--- RECORDS FOR THE TASK ---
..........
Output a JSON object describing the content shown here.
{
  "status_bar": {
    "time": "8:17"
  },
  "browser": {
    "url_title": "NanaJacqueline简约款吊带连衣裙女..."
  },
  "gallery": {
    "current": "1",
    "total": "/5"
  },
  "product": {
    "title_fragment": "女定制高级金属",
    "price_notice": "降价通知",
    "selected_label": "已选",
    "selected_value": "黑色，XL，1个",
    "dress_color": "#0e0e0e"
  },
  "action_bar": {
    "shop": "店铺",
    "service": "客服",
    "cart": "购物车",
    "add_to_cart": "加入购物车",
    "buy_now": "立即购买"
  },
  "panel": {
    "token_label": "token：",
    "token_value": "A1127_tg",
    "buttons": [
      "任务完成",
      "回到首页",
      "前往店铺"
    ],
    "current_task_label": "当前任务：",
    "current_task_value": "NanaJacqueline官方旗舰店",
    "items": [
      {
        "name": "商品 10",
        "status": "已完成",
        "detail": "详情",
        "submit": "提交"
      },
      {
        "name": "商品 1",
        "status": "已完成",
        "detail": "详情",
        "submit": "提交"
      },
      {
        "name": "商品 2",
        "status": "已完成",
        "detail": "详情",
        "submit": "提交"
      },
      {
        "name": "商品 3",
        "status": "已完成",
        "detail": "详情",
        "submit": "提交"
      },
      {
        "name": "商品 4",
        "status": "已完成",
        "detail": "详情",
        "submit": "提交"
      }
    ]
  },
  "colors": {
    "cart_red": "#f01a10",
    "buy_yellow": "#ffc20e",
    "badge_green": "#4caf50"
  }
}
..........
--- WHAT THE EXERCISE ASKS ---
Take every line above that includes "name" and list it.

--- ANSWER TO THE EXERCISE ---
        "name": "商品 10",
        "name": "商品 1",
        "name": "商品 2",
        "name": "商品 3",
        "name": "商品 4",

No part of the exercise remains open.